• _WHAT THE EXERCISE ASKS_
All of the entries, apart from their pictures, are to be copied verbatim.

───

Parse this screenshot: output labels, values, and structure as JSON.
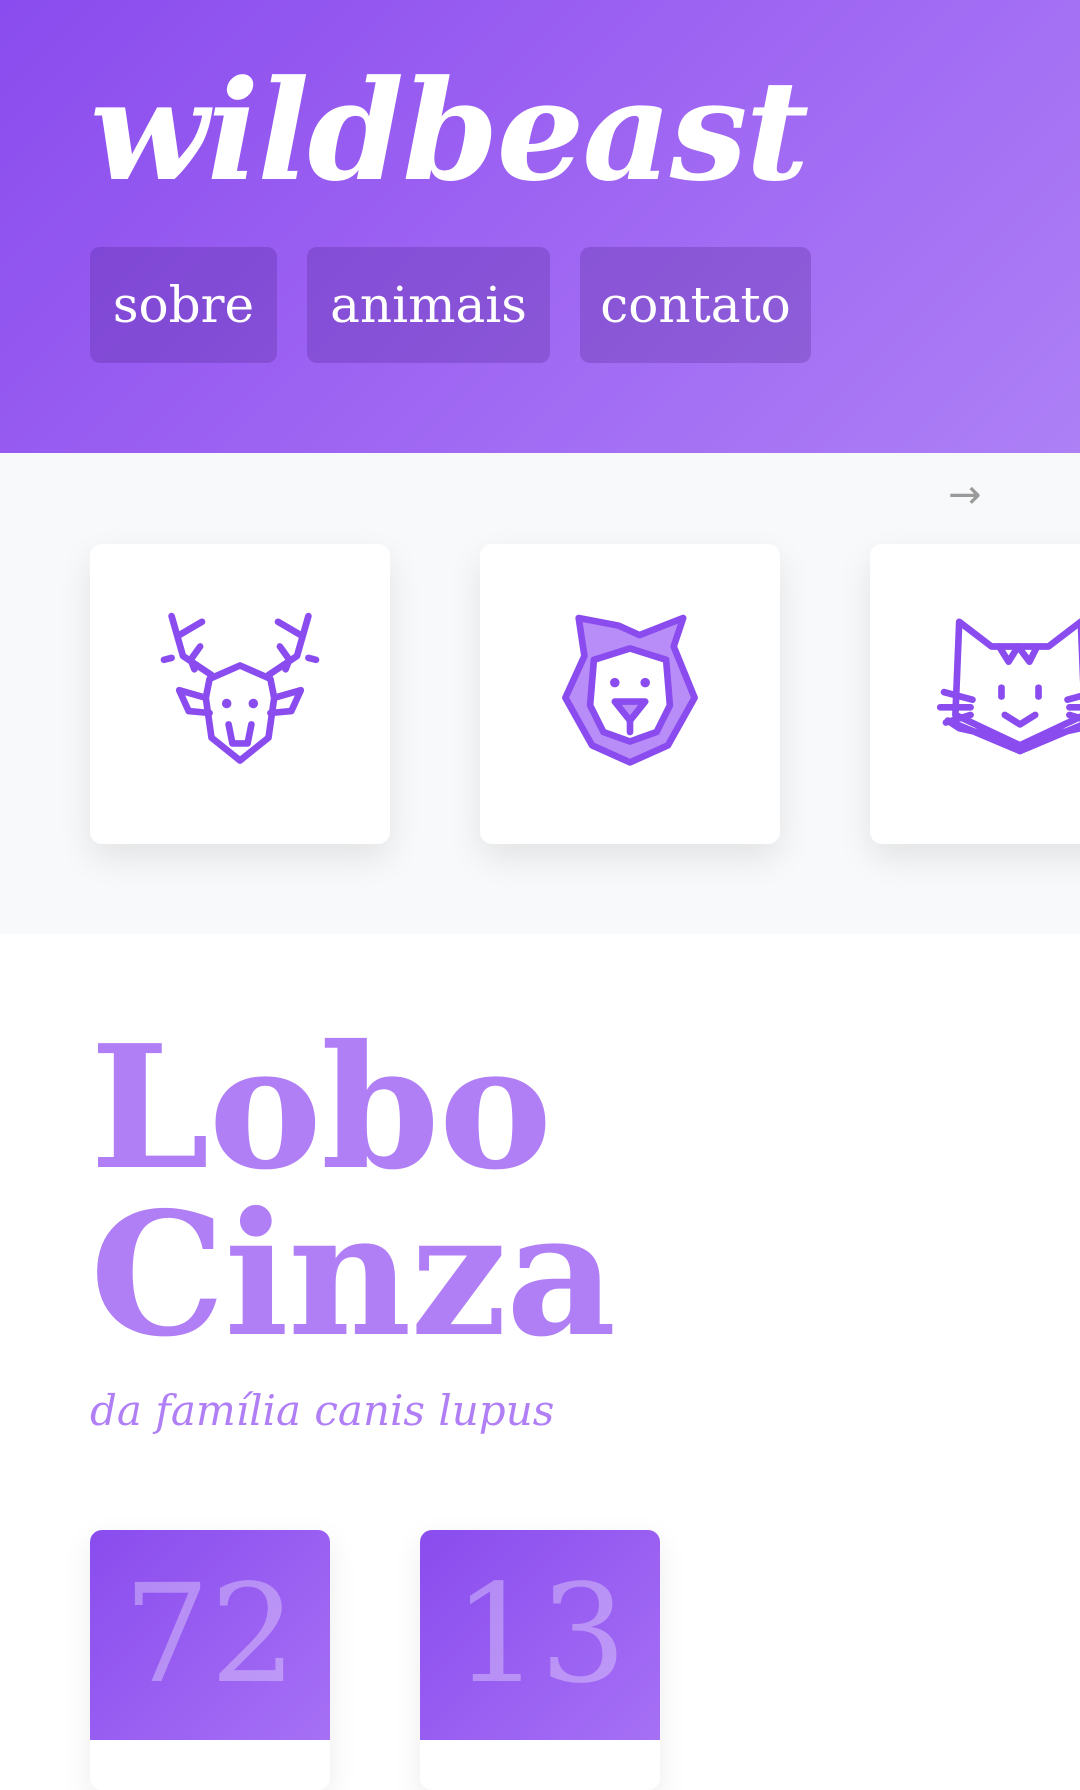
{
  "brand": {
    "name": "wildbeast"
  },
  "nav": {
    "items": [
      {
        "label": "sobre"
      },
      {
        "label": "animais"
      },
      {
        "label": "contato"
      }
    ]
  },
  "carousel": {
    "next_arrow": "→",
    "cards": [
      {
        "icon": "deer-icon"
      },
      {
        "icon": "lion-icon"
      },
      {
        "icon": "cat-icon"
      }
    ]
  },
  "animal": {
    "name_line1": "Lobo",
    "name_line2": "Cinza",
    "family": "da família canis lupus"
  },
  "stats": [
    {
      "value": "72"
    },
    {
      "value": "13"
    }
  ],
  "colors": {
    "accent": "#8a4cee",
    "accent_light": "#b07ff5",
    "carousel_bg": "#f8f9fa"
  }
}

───

• _REPLY TO THE EXERCISE_
Parse this screenshot: output labels, values, and structure as JSON.
{
  "brand": {
    "name": "wildbeast"
  },
  "nav": {
    "items": [
      {
        "label": "sobre"
      },
      {
        "label": "animais"
      },
      {
        "label": "contato"
      }
    ]
  },
  "carousel": {
    "next_arrow": "→",
    "cards": [
      {
        "icon": "deer-icon"
      },
      {
        "icon": "lion-icon"
      },
      {
        "icon": "cat-icon"
      }
    ]
  },
  "animal": {
    "name_line1": "Lobo",
    "name_line2": "Cinza",
    "family": "da família canis lupus"
  },
  "stats": [
    {
      "value": "72"
    },
    {
      "value": "13"
    }
  ],
  "colors": {
    "accent": "#8a4cee",
    "accent_light": "#b07ff5",
    "carousel_bg": "#f8f9fa"
  }
}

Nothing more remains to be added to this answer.